* [What to work on]:
Return the records below character for character.

* [Data extracts]:
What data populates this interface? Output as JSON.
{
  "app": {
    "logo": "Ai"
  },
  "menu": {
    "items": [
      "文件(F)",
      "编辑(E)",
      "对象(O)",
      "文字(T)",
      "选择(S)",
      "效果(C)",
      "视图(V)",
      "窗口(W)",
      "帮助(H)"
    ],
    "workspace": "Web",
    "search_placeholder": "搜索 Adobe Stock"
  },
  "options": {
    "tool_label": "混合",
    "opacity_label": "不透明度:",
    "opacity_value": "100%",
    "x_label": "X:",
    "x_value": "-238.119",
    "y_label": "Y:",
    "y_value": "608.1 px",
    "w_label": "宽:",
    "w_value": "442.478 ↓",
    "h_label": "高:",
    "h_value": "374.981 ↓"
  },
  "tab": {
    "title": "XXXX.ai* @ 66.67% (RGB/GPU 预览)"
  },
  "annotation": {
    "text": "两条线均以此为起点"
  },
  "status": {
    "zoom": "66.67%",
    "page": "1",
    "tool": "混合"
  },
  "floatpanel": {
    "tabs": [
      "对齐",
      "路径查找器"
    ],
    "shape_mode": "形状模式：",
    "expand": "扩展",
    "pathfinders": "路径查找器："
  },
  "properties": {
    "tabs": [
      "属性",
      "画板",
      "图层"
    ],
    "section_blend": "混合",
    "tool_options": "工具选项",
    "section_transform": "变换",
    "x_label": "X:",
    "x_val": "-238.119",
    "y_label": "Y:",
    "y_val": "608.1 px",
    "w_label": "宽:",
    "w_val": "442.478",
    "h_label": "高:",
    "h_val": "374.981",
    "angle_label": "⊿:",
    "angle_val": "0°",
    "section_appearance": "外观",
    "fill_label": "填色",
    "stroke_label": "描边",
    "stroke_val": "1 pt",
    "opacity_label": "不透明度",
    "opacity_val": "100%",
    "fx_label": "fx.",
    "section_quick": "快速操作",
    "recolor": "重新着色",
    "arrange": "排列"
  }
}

* [Task solution]:
What data populates this interface? Output as JSON.
{
  "app": {
    "logo": "Ai"
  },
  "menu": {
    "items": [
      "文件(F)",
      "编辑(E)",
      "对象(O)",
      "文字(T)",
      "选择(S)",
      "效果(C)",
      "视图(V)",
      "窗口(W)",
      "帮助(H)"
    ],
    "workspace": "Web",
    "search_placeholder": "搜索 Adobe Stock"
  },
  "options": {
    "tool_label": "混合",
    "opacity_label": "不透明度:",
    "opacity_value": "100%",
    "x_label": "X:",
    "x_value": "-238.119",
    "y_label": "Y:",
    "y_value": "608.1 px",
    "w_label": "宽:",
    "w_value": "442.478 ↓",
    "h_label": "高:",
    "h_value": "374.981 ↓"
  },
  "tab": {
    "title": "XXXX.ai* @ 66.67% (RGB/GPU 预览)"
  },
  "annotation": {
    "text": "两条线均以此为起点"
  },
  "status": {
    "zoom": "66.67%",
    "page": "1",
    "tool": "混合"
  },
  "floatpanel": {
    "tabs": [
      "对齐",
      "路径查找器"
    ],
    "shape_mode": "形状模式：",
    "expand": "扩展",
    "pathfinders": "路径查找器："
  },
  "properties": {
    "tabs": [
      "属性",
      "画板",
      "图层"
    ],
    "section_blend": "混合",
    "tool_options": "工具选项",
    "section_transform": "变换",
    "x_label": "X:",
    "x_val": "-238.119",
    "y_label": "Y:",
    "y_val": "608.1 px",
    "w_label": "宽:",
    "w_val": "442.478",
    "h_label": "高:",
    "h_val": "374.981",
    "angle_label": "⊿:",
    "angle_val": "0°",
    "section_appearance": "外观",
    "fill_label": "填色",
    "stroke_label": "描边",
    "stroke_val": "1 pt",
    "opacity_label": "不透明度",
    "opacity_val": "100%",
    "fx_label": "fx.",
    "section_quick": "快速操作",
    "recolor": "重新着色",
    "arrange": "排列"
  }
}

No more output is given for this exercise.